Dr Mahesh Varsani, trustee of Kingsbury Temple, said as well as placing offerings before their God, Diwali is "also to reflect on the previous year and our conduct and start afresh so we ask forgiveness from everybody."
He added: "It's also a time of reflection to be grateful for what we have and to think about who we have lost in the past year and pray for them.
"This is really poignant this year because last year we weren't able to come in to the temple and do our prayers properly.
- 1 Wembley man who used child to sell drugs due in court
- 2 Women attacked on way home from night out in Wembley

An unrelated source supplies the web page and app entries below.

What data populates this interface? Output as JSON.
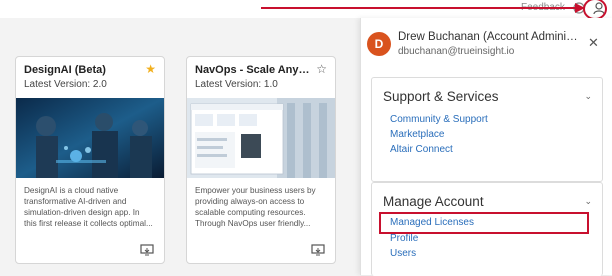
{
  "header": {
    "feedback_label": "Feedback"
  },
  "cards": [
    {
      "title": "DesignAI (Beta)",
      "version": "Latest Version: 2.0",
      "starred": true,
      "description": [
        "DesignAI is a cloud native",
        "transformative AI-driven and",
        "simulation-driven design app. In",
        "this first release it collects optimal..."
      ]
    },
    {
      "title": "NavOps - Scale Anywhe...",
      "version": "Latest Version: 1.0",
      "starred": false,
      "description": [
        "Empower your business users by",
        "providing always-on access to",
        "scalable computing resources.",
        "Through NavOps user friendly..."
      ]
    }
  ],
  "profile_panel": {
    "avatar_initial": "D",
    "name": "Drew Buchanan (Account Administrator)",
    "email": "dbuchanan@trueinsight.io",
    "support_section": {
      "title": "Support & Services",
      "links": [
        "Community & Support",
        "Marketplace",
        "Altair Connect"
      ]
    },
    "account_section": {
      "title": "Manage Account",
      "links": [
        "Managed Licenses",
        "Profile",
        "Users"
      ]
    }
  },
  "colors": {
    "accent_link": "#2a6ebb",
    "avatar_bg": "#d9531e",
    "annotation_red": "#c8102e",
    "star_gold": "#f2b01e"
  }
}
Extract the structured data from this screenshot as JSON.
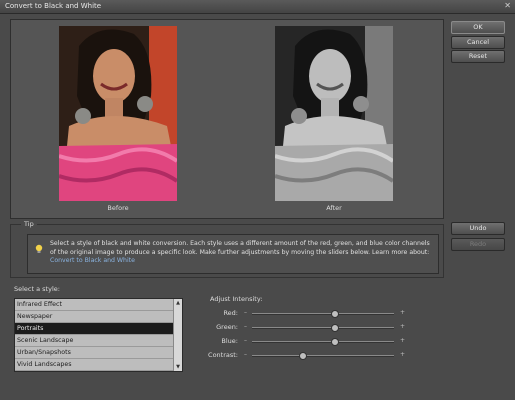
{
  "window": {
    "title": "Convert to Black and White",
    "close_glyph": "✕"
  },
  "buttons": {
    "ok": "OK",
    "cancel": "Cancel",
    "reset": "Reset",
    "undo": "Undo",
    "redo": "Redo"
  },
  "preview": {
    "before_label": "Before",
    "after_label": "After"
  },
  "tip": {
    "legend": "Tip",
    "icon": "lightbulb-icon",
    "text": "Select a style of black and white conversion. Each style uses a different amount of the red, green, and blue color channels of the original image to produce a specific look. Make further adjustments by moving the sliders below. Learn more about:",
    "link": "Convert to Black and White"
  },
  "styles": {
    "label": "Select a style:",
    "items": [
      "Infrared Effect",
      "Newspaper",
      "Portraits",
      "Scenic Landscape",
      "Urban/Snapshots",
      "Vivid Landscapes"
    ],
    "selected": "Portraits"
  },
  "intensity": {
    "label": "Adjust Intensity:",
    "sliders": [
      {
        "label": "Red:",
        "value": 0.58
      },
      {
        "label": "Green:",
        "value": 0.58
      },
      {
        "label": "Blue:",
        "value": 0.58
      },
      {
        "label": "Contrast:",
        "value": 0.35
      }
    ],
    "minus": "–",
    "plus": "+"
  }
}
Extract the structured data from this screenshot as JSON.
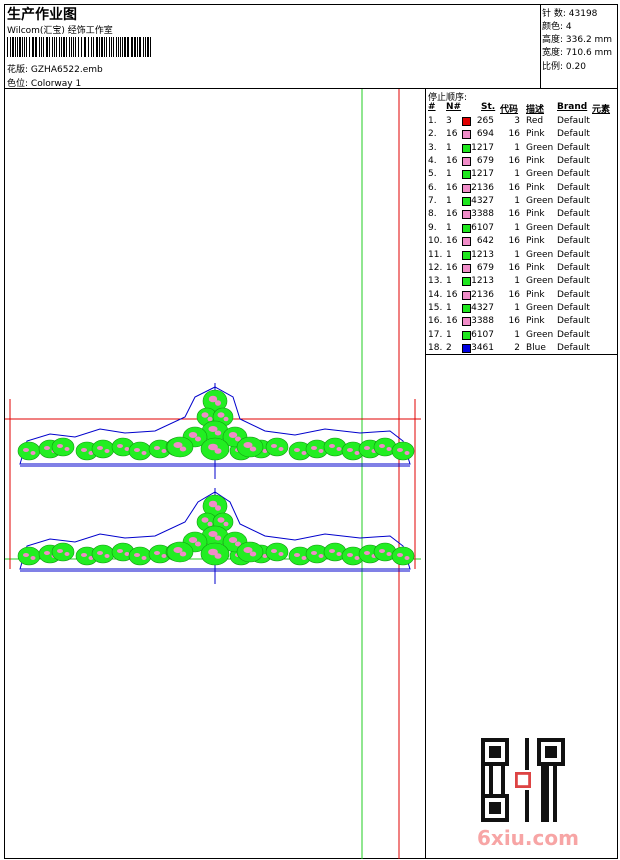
{
  "header": {
    "title": "生产作业图",
    "company": "Wilcom(汇宝) 经饰工作室",
    "design_label": "花版: ",
    "design_file": "GZHA6522.emb",
    "colorway_label": "色位: ",
    "colorway": "Colorway 1"
  },
  "meta": [
    {
      "label": "针 数: ",
      "value": "43198"
    },
    {
      "label": "颜色: ",
      "value": "4"
    },
    {
      "label": "高度: ",
      "value": "336.2 mm"
    },
    {
      "label": "宽度: ",
      "value": "710.6 mm"
    },
    {
      "label": "比例: ",
      "value": "0.20"
    }
  ],
  "stop_sequence": {
    "title": "停止顺序:",
    "headers": [
      "#",
      "N#",
      "St.",
      "代码",
      "描述",
      "Brand",
      "元素"
    ],
    "rows": [
      {
        "idx": "1.",
        "n": "3",
        "color": "#e00000",
        "st": "265",
        "code": "3",
        "desc": "Red",
        "brand": "Default"
      },
      {
        "idx": "2.",
        "n": "16",
        "color": "#f08cc8",
        "st": "694",
        "code": "16",
        "desc": "Pink",
        "brand": "Default"
      },
      {
        "idx": "3.",
        "n": "1",
        "color": "#1ee61e",
        "st": "1217",
        "code": "1",
        "desc": "Green",
        "brand": "Default"
      },
      {
        "idx": "4.",
        "n": "16",
        "color": "#f08cc8",
        "st": "679",
        "code": "16",
        "desc": "Pink",
        "brand": "Default"
      },
      {
        "idx": "5.",
        "n": "1",
        "color": "#1ee61e",
        "st": "1217",
        "code": "1",
        "desc": "Green",
        "brand": "Default"
      },
      {
        "idx": "6.",
        "n": "16",
        "color": "#f08cc8",
        "st": "2136",
        "code": "16",
        "desc": "Pink",
        "brand": "Default"
      },
      {
        "idx": "7.",
        "n": "1",
        "color": "#1ee61e",
        "st": "4327",
        "code": "1",
        "desc": "Green",
        "brand": "Default"
      },
      {
        "idx": "8.",
        "n": "16",
        "color": "#f08cc8",
        "st": "3388",
        "code": "16",
        "desc": "Pink",
        "brand": "Default"
      },
      {
        "idx": "9.",
        "n": "1",
        "color": "#1ee61e",
        "st": "6107",
        "code": "1",
        "desc": "Green",
        "brand": "Default"
      },
      {
        "idx": "10.",
        "n": "16",
        "color": "#f08cc8",
        "st": "642",
        "code": "16",
        "desc": "Pink",
        "brand": "Default"
      },
      {
        "idx": "11.",
        "n": "1",
        "color": "#1ee61e",
        "st": "1213",
        "code": "1",
        "desc": "Green",
        "brand": "Default"
      },
      {
        "idx": "12.",
        "n": "16",
        "color": "#f08cc8",
        "st": "679",
        "code": "16",
        "desc": "Pink",
        "brand": "Default"
      },
      {
        "idx": "13.",
        "n": "1",
        "color": "#1ee61e",
        "st": "1213",
        "code": "1",
        "desc": "Green",
        "brand": "Default"
      },
      {
        "idx": "14.",
        "n": "16",
        "color": "#f08cc8",
        "st": "2136",
        "code": "16",
        "desc": "Pink",
        "brand": "Default"
      },
      {
        "idx": "15.",
        "n": "1",
        "color": "#1ee61e",
        "st": "4327",
        "code": "1",
        "desc": "Green",
        "brand": "Default"
      },
      {
        "idx": "16.",
        "n": "16",
        "color": "#f08cc8",
        "st": "3388",
        "code": "16",
        "desc": "Pink",
        "brand": "Default"
      },
      {
        "idx": "17.",
        "n": "1",
        "color": "#1ee61e",
        "st": "6107",
        "code": "1",
        "desc": "Green",
        "brand": "Default"
      },
      {
        "idx": "18.",
        "n": "2",
        "color": "#0000e0",
        "st": "3461",
        "code": "2",
        "desc": "Blue",
        "brand": "Default"
      }
    ]
  },
  "colors": {
    "guide_red": "#e00000",
    "guide_green": "#22cc22",
    "outline_blue": "#0000cc",
    "leaf_green": "#22ee22",
    "petal_pink": "#f08cc8",
    "watermark": "#f7a5a5"
  },
  "watermark": "6xiu.com",
  "qr_icon": "qr-code-icon"
}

- 3 'Grandfather of Kensal Rise': Barber Gee Artrey dies at 86
- 4 Debate rages over exhibition that gave pedestrians ‘no choice’ but to see nudity
- 5 QPR return to promotion bid against West Brom rivals
- 6 Four LTN schemes could be scrapped in Brent
- 7 Covid admissions in north west hospitals steadying after Christmas spike
- 8 Four adults and child rescued from roof as blaze destroys flat
- 9 Girl, 14, sexually assaulted on Tube by man who asked for her Snapchat
- 10 Man caught using 'smallest bus lane' gets fine overturned
"Since 2019 this is the first time we've been able to come on the Diwali and new year to physically pray for our young ones we've lost due to the pandemic."
The temple was the first in the UK, and possibly Europe, to open as a Covid vaccination centre at the height of the pandemic.
"Part of the food display is also to recognise the efforts of people who have really supported us throughout the pandemic, in particular the NHS.
"We have a feature where we basically say thank you to the NHS for supporting us, for being there. They were there whilst we were in lockdown, but they were actively working and treating us."
Looking forward Dr Varsani said: "We were the first Hindu temple around the world to be a vaccination centre and we feel that was important. It was an important step for the country to prepare for some level of normality
"We know things are still not quite right, we are still in the pandemic but we're trying to find a way out and vaccinations are a major way out of it.
"There's hope out there. Diwali and New Year is a symbol of hope and new beginnings and that's what we are hoping for."
The temple is open until 6pm. Book a free ticket at www.swaminarayangadi.com/london/